101 BRITISH WHITE-COLLAR CRIMINALS
G. E. Levens
It would be quite normal for an author, as he embarks upon a reading carrying a title such as this, to plunge immediately into the currents of pedantry and attempt a rigid definition of two terms which convey a recognizable, but perhaps evaluative, meaning to most of his readers: "white-collar crime" and "white-collar criminals." I will largely shirk this task by pointing to the difficulties of definition and suggesting a way they may be avoided.
Academic discussion of white-collar crime has generally been channeled along two different and mutually confusing avenues: the first being one in which "white collar" is attributable to the offender, and the second in which it refers to the offense.
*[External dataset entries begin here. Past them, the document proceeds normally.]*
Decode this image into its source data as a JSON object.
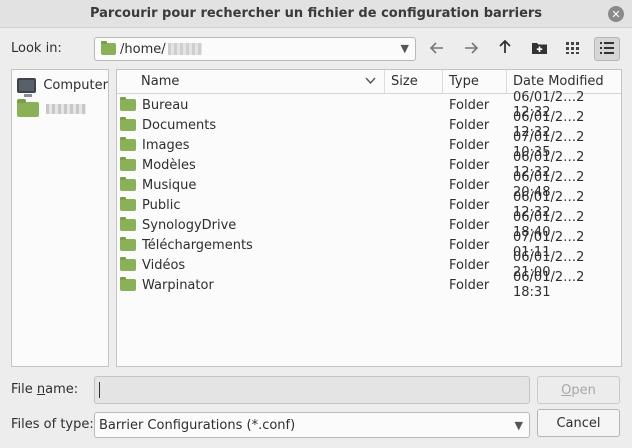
{
  "window": {
    "title": "Parcourir pour rechercher un fichier de configuration barriers",
    "close_icon": "close-icon"
  },
  "toolbar": {
    "look_in_label": "Look in:",
    "path": "/home/",
    "back_icon": "arrow-left-icon",
    "forward_icon": "arrow-right-icon",
    "up_icon": "arrow-up-icon",
    "new_folder_icon": "new-folder-icon",
    "icon_view_icon": "grid-view-icon",
    "list_view_icon": "list-view-icon"
  },
  "sidebar": {
    "items": [
      {
        "label": "Computer",
        "icon": "computer-icon"
      },
      {
        "label": "",
        "icon": "folder-icon"
      }
    ]
  },
  "files": {
    "columns": [
      "Name",
      "Size",
      "Type",
      "Date Modified"
    ],
    "rows": [
      {
        "name": "Bureau",
        "size": "",
        "type": "Folder",
        "date": "06/01/2…2 12:32"
      },
      {
        "name": "Documents",
        "size": "",
        "type": "Folder",
        "date": "06/01/2…2 12:32"
      },
      {
        "name": "Images",
        "size": "",
        "type": "Folder",
        "date": "07/01/2…2 10:35"
      },
      {
        "name": "Modèles",
        "size": "",
        "type": "Folder",
        "date": "06/01/2…2 12:32"
      },
      {
        "name": "Musique",
        "size": "",
        "type": "Folder",
        "date": "06/01/2…2 20:48"
      },
      {
        "name": "Public",
        "size": "",
        "type": "Folder",
        "date": "06/01/2…2 12:32"
      },
      {
        "name": "SynologyDrive",
        "size": "",
        "type": "Folder",
        "date": "06/01/2…2 18:40"
      },
      {
        "name": "Téléchargements",
        "size": "",
        "type": "Folder",
        "date": "07/01/2…2 01:11"
      },
      {
        "name": "Vidéos",
        "size": "",
        "type": "Folder",
        "date": "06/01/2…2 21:00"
      },
      {
        "name": "Warpinator",
        "size": "",
        "type": "Folder",
        "date": "06/01/2…2 18:31"
      }
    ]
  },
  "footer": {
    "file_name_label_a": "File ",
    "file_name_label_u": "n",
    "file_name_label_b": "ame:",
    "file_name_value": "",
    "open_label_u": "O",
    "open_label_b": "pen",
    "files_of_type_label": "Files of type:",
    "files_of_type_value": "Barrier Configurations (*.conf)",
    "cancel_label": "Cancel"
  },
  "colors": {
    "folder": "#8bb158",
    "background": "#ededed"
  }
}
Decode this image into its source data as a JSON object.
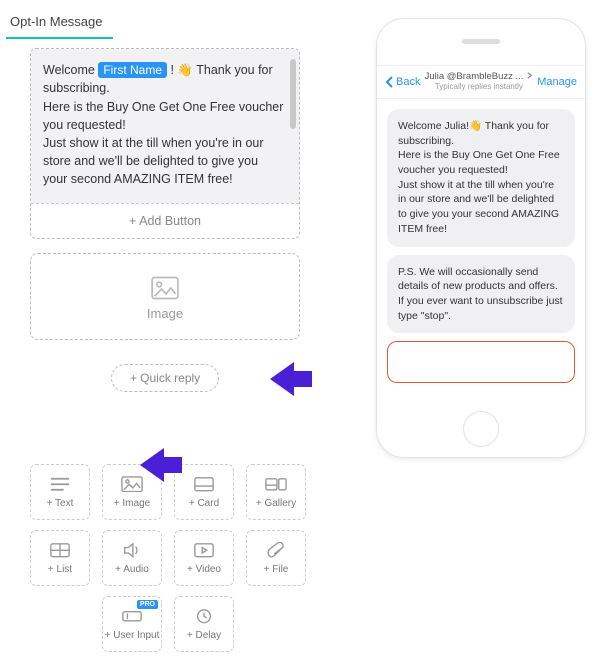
{
  "tab": {
    "label": "Opt-In Message"
  },
  "message": {
    "prefix": "Welcome ",
    "tag": "First Name",
    "after_tag": " ! 👋 Thank you for subscribing.",
    "line2": "Here is the Buy One Get One Free voucher you requested!",
    "line3": "Just show it at the till when you're in our store and we'll be delighted to give you your second AMAZING ITEM free!",
    "add_button": "+ Add Button"
  },
  "image_block": {
    "label": "Image"
  },
  "quick_reply": {
    "label": "+ Quick reply"
  },
  "tools": {
    "text": "+ Text",
    "image": "+ Image",
    "card": "+ Card",
    "gallery": "+ Gallery",
    "list": "+ List",
    "audio": "+ Audio",
    "video": "+ Video",
    "file": "+ File",
    "user_input": "+ User Input",
    "delay": "+ Delay",
    "pro": "PRO"
  },
  "phone": {
    "back": "Back",
    "title1": "Julia @BrambleBuzz ...",
    "title2": "Typically replies instantly",
    "manage": "Manage",
    "bubble1": "Welcome Julia!👋 Thank you for subscribing.\nHere is the Buy One Get One Free voucher you requested!\nJust show it at the till when you're in our store and we'll be delighted to give you your second AMAZING ITEM free!",
    "bubble2": "P.S. We will occasionally send details of new products and offers. If you ever want to unsubscribe just type \"stop\"."
  }
}
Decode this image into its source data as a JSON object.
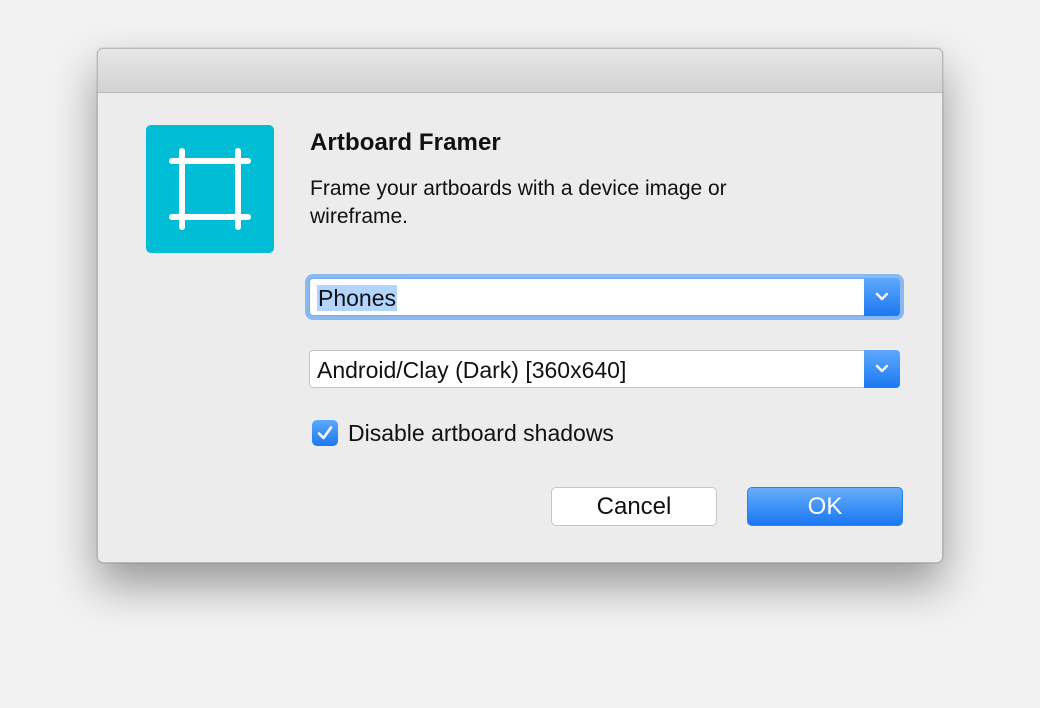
{
  "dialog": {
    "title": "Artboard Framer",
    "description": "Frame your artboards with a device image or wireframe.",
    "icon": "artboard-frame-icon",
    "accent": "#00bcd4"
  },
  "category_select": {
    "value": "Phones",
    "selected": true
  },
  "device_select": {
    "value": "Android/Clay (Dark) [360x640]"
  },
  "shadows_checkbox": {
    "label": "Disable artboard shadows",
    "checked": true
  },
  "buttons": {
    "cancel_label": "Cancel",
    "ok_label": "OK",
    "primary_color": "#1f7bf3"
  }
}
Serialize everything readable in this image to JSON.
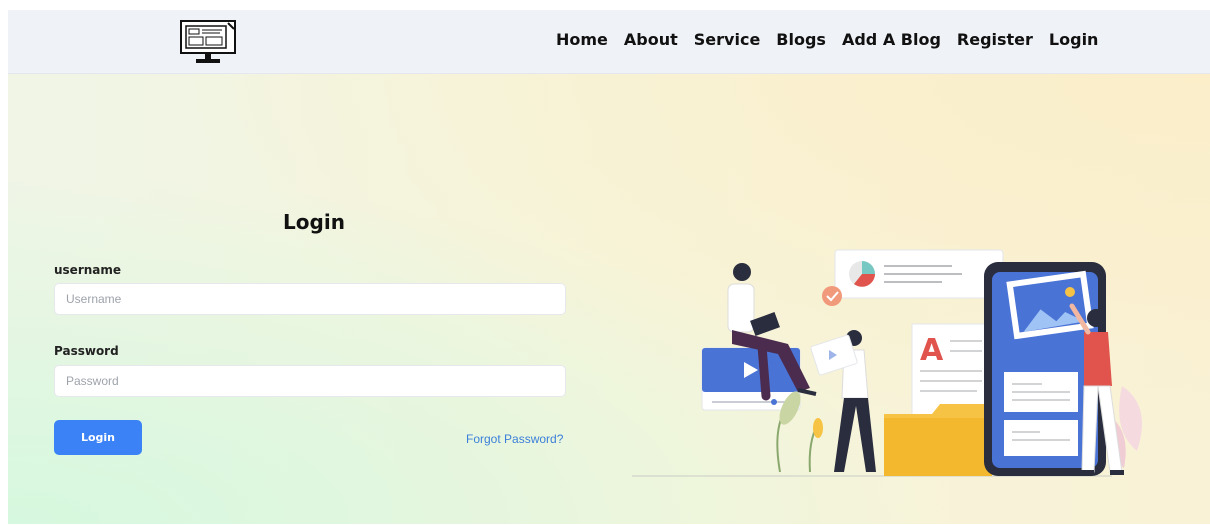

The snag, quite obviously, is that a white- collar offender can commit both white-collar offenses (such as business crimes, contraventions of trade regulations, embezzlement, fraudulent conversion of money or property, etc.) and offenses which we might call "ordinary" (such as sex offenses, motoring offenses, simple larceny, and so on). On the other hand, a number of white-collar offenses can equally____________________